ENVIRONMENTALISTS DO NOT OPPOSE GROWTH
In 1970, U.S. President Richard Nixon signed the Clean Air Act into law, launching one of the most successful public health and environmental programs in history. In the first decade that followed, in Los Angeles, the amount of pollution from ozone -- the main component of smog -- exceeded government health standards on 200 days each year. By 2004, that number had dropped to 28 days. In the 1970s, also as a result of polluted air, nearly 90 percent of American children had lead in their blood at levels higher than what the Centers for Disease Control and Prevention deemed safe, and parents were alarmed by studies showing that lead interfered with cognitive development. Today, only two percent of children have such high levels of lead in their bodies.
By controlling hazardous emissions, the Clean Air Act delivered these and many other health benefits. And it did so without curbing economic growth. The United States' GDP has risen by 207 percent since the law was passed over four decades ago. And because the law sparked innovation -- from catalytic converters, which convert toxic exhaust fumes from automobiles into less dangerous substances, to smokestack scrubbers -- pollution reductions have proved relatively inexpensive. According to the U.S. Environmental Protection Agency, for every dollar the United States has spent on cutting pollution through the Clean Air Act, it has gained more than $40 in benefits.

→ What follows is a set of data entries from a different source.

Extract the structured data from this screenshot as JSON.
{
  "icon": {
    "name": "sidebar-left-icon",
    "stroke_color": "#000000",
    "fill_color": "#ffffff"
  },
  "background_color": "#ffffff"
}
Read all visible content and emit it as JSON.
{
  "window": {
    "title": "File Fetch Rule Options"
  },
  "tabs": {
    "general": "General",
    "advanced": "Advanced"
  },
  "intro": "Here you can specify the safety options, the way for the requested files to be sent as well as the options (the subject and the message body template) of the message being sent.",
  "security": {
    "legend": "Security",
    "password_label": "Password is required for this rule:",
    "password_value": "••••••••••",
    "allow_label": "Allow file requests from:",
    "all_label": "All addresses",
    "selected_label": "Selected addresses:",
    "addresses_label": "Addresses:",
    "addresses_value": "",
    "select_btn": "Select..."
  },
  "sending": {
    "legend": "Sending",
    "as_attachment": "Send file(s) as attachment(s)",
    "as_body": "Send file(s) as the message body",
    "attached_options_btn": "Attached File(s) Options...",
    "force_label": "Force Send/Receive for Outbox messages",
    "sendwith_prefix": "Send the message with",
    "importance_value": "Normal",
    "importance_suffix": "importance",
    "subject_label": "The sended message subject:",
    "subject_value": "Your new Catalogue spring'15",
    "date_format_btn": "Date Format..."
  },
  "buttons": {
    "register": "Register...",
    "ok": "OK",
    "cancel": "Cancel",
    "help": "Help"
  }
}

Yet in his recent article ("Environmental Alarmism, Then and Now," July/August 2012), Bjørn Lomborg argues that the modern environmental movement has been distracted by unproductive goals and a desire to thwart economic growth. As evidence, he cites The Limits to Growth, a book published in 1972 by a group of scientists associated with the Club of Rome. The book cautioned that exponential increases in population, consumption, and pollution would exhaust the earth's finite natural resources and trigger the collapse of the world system. Lomborg rightly points out that the Club of Rome's worst forecasts never materialized, but he believes the book had a perverse effect on the way people think. "By recommending that the world limit development in order to head off a supposed future collapse," he writes, "The Limits to Growth led people to question the value of pursuing economic growth."